So I wish to say thank you to the people who were there. St. Irenaeus said that the glory of God is man fully alive. They made that more believable for my daughter.
The other half of the clear antitheses of the evening came from the sculpture itself, and the fingers that formed her. John Paul the Great has pointed out that the problem with contemporary images of the human form is not that too much is shown; rather the problem is that not enough is seen. Bodies that were meant to reveal the person are served up without reference to an individual life. Breasts and bottoms we see; people we do not.
But this particular form belonged to a person. The artist made that clear with a story- solidly told. The curve of the sculpture’s body is awkward- though not unnatural. It’s a familiar one. She appears “in-between.” The position would be less than comfortable, if held for very long; in fact she’s seems to be caught in a moment of gentle, or perhaps weak, reaction, but what is she reacting to? We’re not told.
My limited imagination suggested two possibilities. The water that coats her resting place might speak to either one. A line of force seems to act on the young woman. It enters her body diagonally, moving through her right thigh and out of her left shoulder, or that’s how I envisioned it. The two poles dictate the narrative. One pushes; the other pulls.
If the source of her reaction is that closest to her feet, then she seems to be struggling against that which has beaten her downward. Her gaze looks for escape or help, her nakedness might be that of tragedy, and the moisture around her could be speaking of judgment. It is the water of Romans chapter six, Noah’s cosmic erasure, or Katrina’s fury. Do we see her the moment before she collapses, or are we watching as she begins to rise?
But perhaps that’s not it at all. Maybe, the unseen character approaches from the direction of her gaze. This is something altogether different. She is sitting upright and turns towards someone’s approach without covering up. Why? There’s no lurid sense of seduction- no Bourbon Street brashness. We’re seeing trust, risk and the magnificent gift of herself. It softly whispers of wedding nights and blessings. The water she bathes in prepares her for her bridegroom; it’s the baptism of Act’s chapter two; it’s refreshment, and delight and life.
Either way, the artist has made clear what every naked man or woman knows. To be uncovered is to be vulnerable. To be exposed is to be a risk. Like our Lord’s nudity before the mocking eyes of his tormentors, nakedness makes palatable the horror of people taking that which should only be received as a gift.
But it also proclaims the wonder of giving ourselves totally into the hands of another. There can be no true love with out risk.
Nudity does this powerful and universal psychological work because the body reveals that which is invisible. This lies at the heart of a faith that glories in the truth that the Word became flesh.
The human body, in all of its engendered specificity, tells the story of a God who eternally exists by giving himself away- Begetting, Begotten and Proceeding… world without end.

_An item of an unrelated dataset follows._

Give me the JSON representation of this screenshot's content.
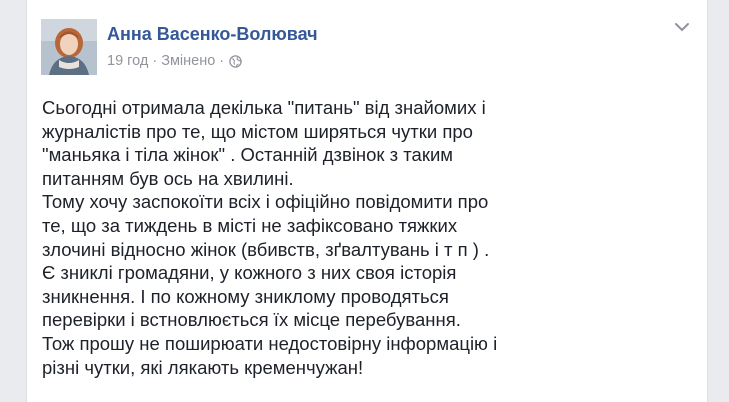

In the shalom of an unspoiled creation, that echoes most brilliantly in the image of a joyful marriage bed. In Adam’s fallen reality, it takes the route of Maundy Thursday and Calvary.
The full disclosure of the wonder of the way of man with a maiden is still years away for my daughter. There is still much for her to understand about her Lord and the bride for whom he died. But there will be very little that wasn’t clearly spoken in the glazed clay and trickling water, that summer evening in St. Elmo.
She understood, but not fully… and she wasn’t aware that there was more to know. It was a tale, purely told.
It was my daughter’s story, and mine as well.